if:book's Kate Eltham is currently blogging for if:book from the O'Reilly Tools of Change for Publishing Conference in New York City.
Open, Webby Book Publishing Systems
This session will examine open, web-first book-publishing systems, built on top of the open source blogging software platform, WordPress. We’ll look at work done with Simon Fraser University’s Ickmull project and Book of MPub, George Mason University’s Anthologize plugin, and other developments.
This work suggests a future where we create “books” in the cloud first. With structured mark-up, expressions of a book in various forms (print, epub, pdf, mobipocket, html, etc) on various devices (iPad, Kindle, or paper & print) becomes almost arbitrary, and trivial in practice. Further, if the book lives first in the cloud, then the range of things that can be done with it multiplies significantly—giving publishers flexibility to experiment much more easily within the digital landscape.
If a system built on these ideals is implemented well, it could be transformative, both for professional publishing workflows, and for the emergence of a new grassroots of independent publishing.
Books are ecosystems that include the content but also conversation, sales, reviews, comments, flamewars etc. And if that's the case we need to change the way we think about publishing systems and workflow.
Meet the #dpplatypus (The platypus is the animal that most resembles publishers' workflow)

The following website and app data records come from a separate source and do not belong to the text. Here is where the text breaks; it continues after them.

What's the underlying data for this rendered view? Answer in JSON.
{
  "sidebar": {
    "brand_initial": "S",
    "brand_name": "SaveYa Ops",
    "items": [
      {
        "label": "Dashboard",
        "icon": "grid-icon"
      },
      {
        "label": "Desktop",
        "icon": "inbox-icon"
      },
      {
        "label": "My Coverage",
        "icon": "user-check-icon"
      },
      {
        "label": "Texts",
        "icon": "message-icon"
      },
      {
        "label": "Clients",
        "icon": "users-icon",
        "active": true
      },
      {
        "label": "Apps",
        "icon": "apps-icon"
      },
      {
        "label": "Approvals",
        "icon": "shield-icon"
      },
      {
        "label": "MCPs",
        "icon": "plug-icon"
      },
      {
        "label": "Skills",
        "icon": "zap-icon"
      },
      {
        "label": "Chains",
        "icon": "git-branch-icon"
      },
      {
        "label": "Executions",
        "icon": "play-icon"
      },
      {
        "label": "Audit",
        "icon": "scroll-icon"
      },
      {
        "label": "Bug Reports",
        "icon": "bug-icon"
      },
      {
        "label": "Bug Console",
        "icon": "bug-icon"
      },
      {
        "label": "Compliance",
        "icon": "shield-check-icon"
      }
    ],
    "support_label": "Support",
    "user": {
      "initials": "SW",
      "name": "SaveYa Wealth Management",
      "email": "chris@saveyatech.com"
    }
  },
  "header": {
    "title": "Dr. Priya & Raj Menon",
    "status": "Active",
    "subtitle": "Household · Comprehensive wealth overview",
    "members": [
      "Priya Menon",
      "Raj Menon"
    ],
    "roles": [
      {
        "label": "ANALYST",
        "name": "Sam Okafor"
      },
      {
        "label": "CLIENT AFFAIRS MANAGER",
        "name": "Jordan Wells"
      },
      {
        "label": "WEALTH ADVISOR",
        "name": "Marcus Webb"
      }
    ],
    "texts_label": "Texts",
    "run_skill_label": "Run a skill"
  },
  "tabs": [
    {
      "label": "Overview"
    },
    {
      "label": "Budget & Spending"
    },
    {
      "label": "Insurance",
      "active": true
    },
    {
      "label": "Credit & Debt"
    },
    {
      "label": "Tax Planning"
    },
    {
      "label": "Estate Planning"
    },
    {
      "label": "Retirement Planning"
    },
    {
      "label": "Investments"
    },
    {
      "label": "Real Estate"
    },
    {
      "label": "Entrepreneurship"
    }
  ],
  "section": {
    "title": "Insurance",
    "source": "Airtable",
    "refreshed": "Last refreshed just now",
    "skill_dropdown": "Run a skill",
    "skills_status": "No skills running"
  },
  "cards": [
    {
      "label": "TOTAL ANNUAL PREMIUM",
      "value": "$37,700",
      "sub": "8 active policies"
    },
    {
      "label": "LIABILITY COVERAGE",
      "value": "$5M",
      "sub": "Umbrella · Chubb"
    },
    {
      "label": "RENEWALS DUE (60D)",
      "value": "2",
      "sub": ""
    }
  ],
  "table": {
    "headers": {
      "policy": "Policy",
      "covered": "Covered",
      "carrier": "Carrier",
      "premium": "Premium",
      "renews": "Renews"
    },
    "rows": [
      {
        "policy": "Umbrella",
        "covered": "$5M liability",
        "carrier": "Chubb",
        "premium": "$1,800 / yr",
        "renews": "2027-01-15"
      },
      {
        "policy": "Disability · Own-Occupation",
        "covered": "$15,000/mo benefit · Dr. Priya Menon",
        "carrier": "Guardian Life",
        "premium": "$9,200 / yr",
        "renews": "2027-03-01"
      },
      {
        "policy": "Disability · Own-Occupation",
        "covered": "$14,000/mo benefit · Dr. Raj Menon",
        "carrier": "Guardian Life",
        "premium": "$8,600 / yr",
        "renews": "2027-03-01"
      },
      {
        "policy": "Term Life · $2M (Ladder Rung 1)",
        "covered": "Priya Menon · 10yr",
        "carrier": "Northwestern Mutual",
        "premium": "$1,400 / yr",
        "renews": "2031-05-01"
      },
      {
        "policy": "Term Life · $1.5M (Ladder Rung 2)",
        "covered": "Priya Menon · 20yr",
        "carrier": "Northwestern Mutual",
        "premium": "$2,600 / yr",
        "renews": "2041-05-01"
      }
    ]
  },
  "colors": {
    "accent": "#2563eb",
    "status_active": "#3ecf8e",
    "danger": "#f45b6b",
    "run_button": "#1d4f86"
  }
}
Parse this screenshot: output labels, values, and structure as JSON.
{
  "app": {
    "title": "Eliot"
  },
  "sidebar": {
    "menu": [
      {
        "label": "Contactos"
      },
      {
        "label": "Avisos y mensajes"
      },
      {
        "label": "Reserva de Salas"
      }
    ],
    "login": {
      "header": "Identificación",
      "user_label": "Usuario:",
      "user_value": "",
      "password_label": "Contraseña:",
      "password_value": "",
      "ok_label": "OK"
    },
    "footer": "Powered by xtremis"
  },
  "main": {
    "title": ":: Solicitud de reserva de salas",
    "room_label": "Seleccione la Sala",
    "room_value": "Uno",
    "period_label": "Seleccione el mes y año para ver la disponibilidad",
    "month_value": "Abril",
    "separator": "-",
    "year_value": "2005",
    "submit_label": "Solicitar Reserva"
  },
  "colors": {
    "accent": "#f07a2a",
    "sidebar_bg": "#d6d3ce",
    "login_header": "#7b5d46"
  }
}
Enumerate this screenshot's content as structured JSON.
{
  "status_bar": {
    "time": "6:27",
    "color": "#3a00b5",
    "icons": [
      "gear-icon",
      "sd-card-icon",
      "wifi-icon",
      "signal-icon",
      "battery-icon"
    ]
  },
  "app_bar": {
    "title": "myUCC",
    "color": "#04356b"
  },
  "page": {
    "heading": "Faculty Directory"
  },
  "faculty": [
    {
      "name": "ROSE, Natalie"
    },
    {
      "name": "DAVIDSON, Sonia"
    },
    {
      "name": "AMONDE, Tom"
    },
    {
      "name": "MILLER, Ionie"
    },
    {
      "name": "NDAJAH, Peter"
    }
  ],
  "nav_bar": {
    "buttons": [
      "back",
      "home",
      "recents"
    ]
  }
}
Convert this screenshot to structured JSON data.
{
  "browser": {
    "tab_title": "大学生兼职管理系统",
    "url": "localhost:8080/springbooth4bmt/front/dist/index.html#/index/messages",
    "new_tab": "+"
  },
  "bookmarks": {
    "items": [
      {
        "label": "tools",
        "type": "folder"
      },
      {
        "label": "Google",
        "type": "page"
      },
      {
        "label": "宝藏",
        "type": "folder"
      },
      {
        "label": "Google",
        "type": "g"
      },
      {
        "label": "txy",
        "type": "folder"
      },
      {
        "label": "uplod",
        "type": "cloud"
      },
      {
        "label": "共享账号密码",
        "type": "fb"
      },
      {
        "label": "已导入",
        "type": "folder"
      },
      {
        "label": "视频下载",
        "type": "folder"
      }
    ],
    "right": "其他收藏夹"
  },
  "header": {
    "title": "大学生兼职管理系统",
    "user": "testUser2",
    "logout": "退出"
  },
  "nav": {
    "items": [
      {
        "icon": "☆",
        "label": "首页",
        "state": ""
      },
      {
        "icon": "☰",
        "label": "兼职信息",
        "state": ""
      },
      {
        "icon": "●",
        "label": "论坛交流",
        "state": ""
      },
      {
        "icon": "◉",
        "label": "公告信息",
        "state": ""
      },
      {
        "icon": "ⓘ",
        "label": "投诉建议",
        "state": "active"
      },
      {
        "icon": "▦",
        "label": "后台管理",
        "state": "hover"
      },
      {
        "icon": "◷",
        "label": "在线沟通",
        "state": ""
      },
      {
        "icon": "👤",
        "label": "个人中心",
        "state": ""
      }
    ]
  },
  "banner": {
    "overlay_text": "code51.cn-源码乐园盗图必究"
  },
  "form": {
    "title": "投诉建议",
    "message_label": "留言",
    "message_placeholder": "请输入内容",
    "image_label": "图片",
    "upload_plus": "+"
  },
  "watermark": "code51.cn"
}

The future is books in browsers. HTML5 can slice through the gordian knot of format/platform proliferation.
InDesign File -> Save As -> HTML5 [Ha! Right!]
Nope. So need...
A web-native CMS (Wordpress!)
Kirk Biglione, Oxford Media
Some examples of existing tools or services that might be plugged into an open, webby book publishing system:
- Bibliotype by Craig Mod - wouldn't it be great if this was linked to a CMS and then you could begin designing books native in WP. And now we have a new theme from Kirk Biglione - Bibliotype for Wordpress
- WPtouch Pro (under GPL) turns any WP content into mobile-friendly content
- Woothemes > Listings Theme : designed to build directories on the web, like a book club!
- Gigaom Pro (built on wordpress, a new kind of service to monetise content)
- Link bundle at http://bit.ly.ee9vg0
John Maxwell, Simon Fraser University Vancouver
3 reasons why we take the web seriously for book publishing
Pragmatist argument: Web is simply a superior platform for developing e-publications. Good reasons too. For example, the ePub spec is aligned with HTML5 and CSS. It makes sense to go to those formats from web-native content. Plus, you're using it already!
Liberty argument: open, transparent standards are increasingly valuable in an age of would-be monopolists (future-proof)
Futurist's argument: the web is THE publishing platform of our time. In 2050, the platform we'll be using won't be a replacement of the web, but the evolution of it.
With that in mind, how do we reimagine book publishing with the web as our framework? Some SFU projects:
1. Ickmull: printing the web in InDesign [HTML to IFML via XSLT) http://code.google.com/p/ickmull
2. The Book of MPub (2010) An end-to-end book development project, entirely in WP, open peer reviewed, with simultaneous print, epub, web incarnations
3. Editorial workflow support in WordPress: ongoing graduate student R&D, going for low-hanging fruit
Hugh McGuire, Book Oven
PressBooks: An open source, webby, book publishing tool built on WordPress
Export formats: Web (HTML), ePub, POD ready PDF, InDesign ready XML